**Entries shown**:
++++++

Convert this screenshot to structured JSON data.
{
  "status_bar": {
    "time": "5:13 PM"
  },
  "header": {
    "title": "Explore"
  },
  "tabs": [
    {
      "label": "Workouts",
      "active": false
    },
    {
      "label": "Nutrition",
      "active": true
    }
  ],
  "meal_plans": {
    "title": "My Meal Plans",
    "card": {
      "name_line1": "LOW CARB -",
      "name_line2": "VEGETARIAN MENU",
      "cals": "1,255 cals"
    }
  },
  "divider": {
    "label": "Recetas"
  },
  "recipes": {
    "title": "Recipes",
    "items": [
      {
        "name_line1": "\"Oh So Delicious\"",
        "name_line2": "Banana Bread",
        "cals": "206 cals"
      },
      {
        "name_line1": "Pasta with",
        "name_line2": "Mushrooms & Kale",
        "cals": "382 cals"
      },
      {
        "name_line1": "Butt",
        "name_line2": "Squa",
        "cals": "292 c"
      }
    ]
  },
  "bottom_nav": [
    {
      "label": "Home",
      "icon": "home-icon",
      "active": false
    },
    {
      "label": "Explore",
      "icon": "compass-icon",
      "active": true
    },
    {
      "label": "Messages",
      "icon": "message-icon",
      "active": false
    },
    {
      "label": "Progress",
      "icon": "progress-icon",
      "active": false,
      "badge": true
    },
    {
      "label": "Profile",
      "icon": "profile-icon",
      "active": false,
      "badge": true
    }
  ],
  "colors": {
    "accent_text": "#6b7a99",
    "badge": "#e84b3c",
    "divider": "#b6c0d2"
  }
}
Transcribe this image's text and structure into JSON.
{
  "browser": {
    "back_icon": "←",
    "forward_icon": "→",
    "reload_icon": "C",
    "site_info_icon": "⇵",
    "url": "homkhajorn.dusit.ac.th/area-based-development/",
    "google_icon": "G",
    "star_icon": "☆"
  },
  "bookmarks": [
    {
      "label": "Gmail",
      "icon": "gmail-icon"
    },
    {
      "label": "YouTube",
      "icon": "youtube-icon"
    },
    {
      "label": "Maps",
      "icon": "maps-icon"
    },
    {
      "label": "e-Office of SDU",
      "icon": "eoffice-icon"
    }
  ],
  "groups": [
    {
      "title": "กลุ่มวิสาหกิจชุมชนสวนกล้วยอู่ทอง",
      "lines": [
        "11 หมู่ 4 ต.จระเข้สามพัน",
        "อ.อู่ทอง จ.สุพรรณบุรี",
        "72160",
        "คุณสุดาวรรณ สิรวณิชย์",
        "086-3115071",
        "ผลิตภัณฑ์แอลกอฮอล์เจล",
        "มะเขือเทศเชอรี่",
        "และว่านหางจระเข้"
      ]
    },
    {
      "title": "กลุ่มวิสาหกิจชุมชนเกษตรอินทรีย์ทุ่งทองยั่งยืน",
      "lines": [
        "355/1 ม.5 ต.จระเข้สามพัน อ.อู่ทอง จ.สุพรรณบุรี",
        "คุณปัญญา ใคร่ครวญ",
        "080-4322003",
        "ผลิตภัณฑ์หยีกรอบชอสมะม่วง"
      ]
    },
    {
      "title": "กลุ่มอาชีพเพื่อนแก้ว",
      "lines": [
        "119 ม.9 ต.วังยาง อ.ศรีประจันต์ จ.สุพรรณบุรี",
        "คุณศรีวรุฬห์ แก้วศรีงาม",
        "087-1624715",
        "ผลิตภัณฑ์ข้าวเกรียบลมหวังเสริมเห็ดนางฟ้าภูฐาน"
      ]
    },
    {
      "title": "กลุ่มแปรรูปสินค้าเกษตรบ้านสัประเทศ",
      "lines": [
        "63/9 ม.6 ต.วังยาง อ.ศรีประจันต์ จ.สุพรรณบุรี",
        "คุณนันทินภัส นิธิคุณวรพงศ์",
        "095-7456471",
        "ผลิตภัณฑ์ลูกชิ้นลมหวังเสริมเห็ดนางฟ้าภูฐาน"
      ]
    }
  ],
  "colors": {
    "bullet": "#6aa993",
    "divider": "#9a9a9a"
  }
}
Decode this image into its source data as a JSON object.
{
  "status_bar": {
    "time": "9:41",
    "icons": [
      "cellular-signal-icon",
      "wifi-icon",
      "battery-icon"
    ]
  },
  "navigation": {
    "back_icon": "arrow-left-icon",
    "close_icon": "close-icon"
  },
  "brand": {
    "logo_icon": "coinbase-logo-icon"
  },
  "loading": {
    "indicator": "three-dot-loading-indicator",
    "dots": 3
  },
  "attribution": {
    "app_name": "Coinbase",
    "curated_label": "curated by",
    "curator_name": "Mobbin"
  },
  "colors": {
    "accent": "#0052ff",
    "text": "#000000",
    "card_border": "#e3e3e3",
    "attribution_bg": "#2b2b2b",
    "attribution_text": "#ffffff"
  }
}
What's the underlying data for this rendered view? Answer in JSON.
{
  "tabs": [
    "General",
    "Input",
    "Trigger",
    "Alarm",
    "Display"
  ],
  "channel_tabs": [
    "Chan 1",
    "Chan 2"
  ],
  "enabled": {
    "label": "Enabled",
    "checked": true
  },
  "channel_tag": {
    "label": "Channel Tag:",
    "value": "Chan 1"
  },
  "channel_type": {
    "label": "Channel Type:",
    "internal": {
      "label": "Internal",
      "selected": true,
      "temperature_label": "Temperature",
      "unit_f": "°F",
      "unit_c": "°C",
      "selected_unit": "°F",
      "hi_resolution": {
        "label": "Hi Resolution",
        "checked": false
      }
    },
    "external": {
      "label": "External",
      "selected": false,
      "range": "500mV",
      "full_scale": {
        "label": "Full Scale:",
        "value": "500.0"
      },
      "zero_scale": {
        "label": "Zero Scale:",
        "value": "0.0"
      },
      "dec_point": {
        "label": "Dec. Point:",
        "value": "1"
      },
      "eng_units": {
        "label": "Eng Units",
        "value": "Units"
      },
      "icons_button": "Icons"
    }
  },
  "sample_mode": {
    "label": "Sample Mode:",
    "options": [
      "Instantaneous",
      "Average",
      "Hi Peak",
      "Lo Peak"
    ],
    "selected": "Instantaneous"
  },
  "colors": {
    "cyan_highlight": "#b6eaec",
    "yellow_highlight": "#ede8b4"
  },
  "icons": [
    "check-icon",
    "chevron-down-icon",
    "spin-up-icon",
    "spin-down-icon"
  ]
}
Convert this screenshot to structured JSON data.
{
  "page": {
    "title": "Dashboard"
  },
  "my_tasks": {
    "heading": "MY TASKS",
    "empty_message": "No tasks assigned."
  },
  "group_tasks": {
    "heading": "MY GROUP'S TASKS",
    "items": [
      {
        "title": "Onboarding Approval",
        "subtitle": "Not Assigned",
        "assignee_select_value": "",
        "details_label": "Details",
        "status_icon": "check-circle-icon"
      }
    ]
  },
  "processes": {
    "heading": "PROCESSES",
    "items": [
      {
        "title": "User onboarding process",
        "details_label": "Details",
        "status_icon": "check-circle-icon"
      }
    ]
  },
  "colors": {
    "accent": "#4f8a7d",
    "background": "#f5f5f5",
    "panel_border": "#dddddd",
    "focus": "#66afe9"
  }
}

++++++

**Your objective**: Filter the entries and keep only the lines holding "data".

**Reply to the exercise**:
Convert this screenshot to structured JSON data.
Decode this image into its source data as a JSON object.
What's the underlying data for this rendered view? Answer in JSON.
Convert this screenshot to structured JSON data.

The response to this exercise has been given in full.